The Effects Browser allows you to preview how an effect/transition/title will look on your footage, just by hovering over it with your mouse. This is a huge time-saver over previous versions of Final Cut Pro, and will allow you to discover new effects and looks much faster.
The plug-in ecosystem is amazing and growing exponentially. And because of how well they now work with the Effects Browser, I ﬁnd myself rarely leaving FCPX at this point. I’ve used quite a few plugins from the FxFactory collections, and tend to love them. Here are a few you may want to consider checking out:
Searchable SFX Libraries
The SFX and music library is great, and you can add your giant 500GB SFX library like I did to it and all of your SFX will now be directly searchable within FCPX. Huge time saver.
Lack of Rendering
I almost never render anymore, as even with multiple effects, my preview render is good enough for playback and to see what I have. The “out of memory” errors and all of the FCP7 render nightmares are mostly a thing of the past.
When to Use Background Rendering
Background Rendering is great… sometimes. This is another reason to map “FCPX preferences” to an easy to remember spot on your keyboard. I tend to use it once I start to get close to locking the edit, and I won’t be doing a ton of pointless rendering that’s just going to change. It really comes in handy once you start your online, during color correction, or when you’re getting a cut ready for export. By the way, a really cool thing about FCPX is that because the performance is so much better now, I barely ever have to render anymore to get solid playback, unless I’m doing something really complicated.
I did a whole video about best practices with Compound Clips. You can watch it here.
Audio Component Editing
I also did a whole video about how audio component editing works in FCPX. You can watch that here.
Passing the Project Between Multiple Editors
Here’s a great article from fcp.co about some best practices for that.
QUICK TIP: One workaround this article doesn’t mention is if you’re trying to marry the missing clips in one editor’s event to another editor’s event, simply select all of the clips in your original media folder, copy them, and them paste them into the other editor’s original media folder. If he/she already has some of them, a dialog will appear asking if you want to replace the identical ones. You’ll also see an option with a check box next to it that says “apply to all.” Check that box, and then click “don’t replace.” Only the ﬁles missing from the other editor’s event will be added, and your original media folders will now be identical. You will now be able to Dropbox projects back and forth and everything’s going to reconnect properly.
Cool Things You Can Do with RED Clips
FYI, some of my workﬂow tips are slightly outdated, and my workﬂow has improved since I made these, but most of the stuff in there should still be valuable to you. I also did a couple videos on how to get your FCP7 RED projects into FCPX. Part 1 is here, and Part 2 is here.

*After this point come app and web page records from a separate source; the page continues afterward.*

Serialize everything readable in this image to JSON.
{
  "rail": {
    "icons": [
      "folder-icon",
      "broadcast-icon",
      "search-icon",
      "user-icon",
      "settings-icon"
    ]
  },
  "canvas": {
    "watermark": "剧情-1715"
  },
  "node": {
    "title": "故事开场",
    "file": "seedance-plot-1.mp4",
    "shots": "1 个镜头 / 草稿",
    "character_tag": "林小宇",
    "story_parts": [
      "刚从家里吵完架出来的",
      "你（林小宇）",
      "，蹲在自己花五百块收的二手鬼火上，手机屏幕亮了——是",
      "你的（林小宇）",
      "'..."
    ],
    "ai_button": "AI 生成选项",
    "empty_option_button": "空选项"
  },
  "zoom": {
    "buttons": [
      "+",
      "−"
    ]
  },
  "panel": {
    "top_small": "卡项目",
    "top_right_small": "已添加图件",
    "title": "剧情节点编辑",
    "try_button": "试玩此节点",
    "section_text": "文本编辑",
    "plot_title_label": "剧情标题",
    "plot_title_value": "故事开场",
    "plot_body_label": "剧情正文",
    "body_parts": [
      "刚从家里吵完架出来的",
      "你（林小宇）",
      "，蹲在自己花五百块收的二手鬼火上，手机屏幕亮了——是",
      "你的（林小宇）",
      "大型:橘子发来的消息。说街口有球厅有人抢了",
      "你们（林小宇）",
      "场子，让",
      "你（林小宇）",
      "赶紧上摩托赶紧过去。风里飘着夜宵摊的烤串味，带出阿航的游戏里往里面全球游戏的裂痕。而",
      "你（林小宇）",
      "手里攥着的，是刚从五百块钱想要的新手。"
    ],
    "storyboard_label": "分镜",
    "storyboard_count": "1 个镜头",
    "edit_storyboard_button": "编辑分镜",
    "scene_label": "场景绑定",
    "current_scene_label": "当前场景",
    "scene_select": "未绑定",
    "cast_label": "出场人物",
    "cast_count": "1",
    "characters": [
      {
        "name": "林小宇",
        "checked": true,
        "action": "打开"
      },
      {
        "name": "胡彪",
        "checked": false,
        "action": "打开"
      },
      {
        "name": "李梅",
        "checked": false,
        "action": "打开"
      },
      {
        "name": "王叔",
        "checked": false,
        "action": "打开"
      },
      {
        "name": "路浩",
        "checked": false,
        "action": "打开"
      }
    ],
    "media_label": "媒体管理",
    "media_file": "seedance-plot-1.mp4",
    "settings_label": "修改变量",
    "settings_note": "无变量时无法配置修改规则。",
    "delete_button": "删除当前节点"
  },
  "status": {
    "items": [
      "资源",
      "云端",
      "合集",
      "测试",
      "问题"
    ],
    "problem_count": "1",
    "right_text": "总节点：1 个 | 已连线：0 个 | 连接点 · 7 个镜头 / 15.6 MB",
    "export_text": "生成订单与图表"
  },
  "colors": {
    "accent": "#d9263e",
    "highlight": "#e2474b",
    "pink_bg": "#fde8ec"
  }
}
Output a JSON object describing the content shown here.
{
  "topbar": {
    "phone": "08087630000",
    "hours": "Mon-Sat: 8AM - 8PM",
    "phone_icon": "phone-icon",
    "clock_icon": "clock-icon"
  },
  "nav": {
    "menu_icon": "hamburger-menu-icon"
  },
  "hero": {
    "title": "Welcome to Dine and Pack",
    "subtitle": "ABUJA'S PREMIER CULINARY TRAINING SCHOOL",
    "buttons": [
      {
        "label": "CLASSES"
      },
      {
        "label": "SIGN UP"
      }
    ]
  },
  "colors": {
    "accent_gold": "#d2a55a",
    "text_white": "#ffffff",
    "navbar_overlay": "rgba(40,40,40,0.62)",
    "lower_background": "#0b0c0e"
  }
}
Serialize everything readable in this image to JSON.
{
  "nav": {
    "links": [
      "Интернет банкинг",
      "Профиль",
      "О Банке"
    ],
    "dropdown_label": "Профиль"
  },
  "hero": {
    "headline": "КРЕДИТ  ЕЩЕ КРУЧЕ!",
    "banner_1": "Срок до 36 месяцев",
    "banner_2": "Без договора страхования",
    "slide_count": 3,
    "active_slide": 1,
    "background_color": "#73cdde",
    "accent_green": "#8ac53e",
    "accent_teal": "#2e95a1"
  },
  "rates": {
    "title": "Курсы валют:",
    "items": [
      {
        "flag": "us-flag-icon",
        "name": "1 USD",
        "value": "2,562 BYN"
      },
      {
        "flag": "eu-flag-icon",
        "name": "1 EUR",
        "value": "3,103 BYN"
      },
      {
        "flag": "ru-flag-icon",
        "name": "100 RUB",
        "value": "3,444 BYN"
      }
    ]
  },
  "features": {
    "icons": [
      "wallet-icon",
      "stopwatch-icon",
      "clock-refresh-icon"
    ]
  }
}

Next week, in Part 3, I’ll be showing you how to finish your film in FCPX, and deliver at whatever resolution you need using combination of FCPX, Redcine X Pro, and DaVinci Resolve.
Bio: Sam Mestman has worked for Apple, ESPN, “Glee,” and Break.com, to name a few, and now runs his own post production operation at www.wemakemoviespost.com. He’s a regular writer for MovieMaker Magazine, teaches post workflow at RED’s REDucation classes, and specializes in saving independent producers tens of thousands of dollars while delivering a top quality product. He is also the founder and CEO of We Make Movies (www.wemakemovies.org), which in just three years might have become the largest film collective in Los Angeles (and now Toronto).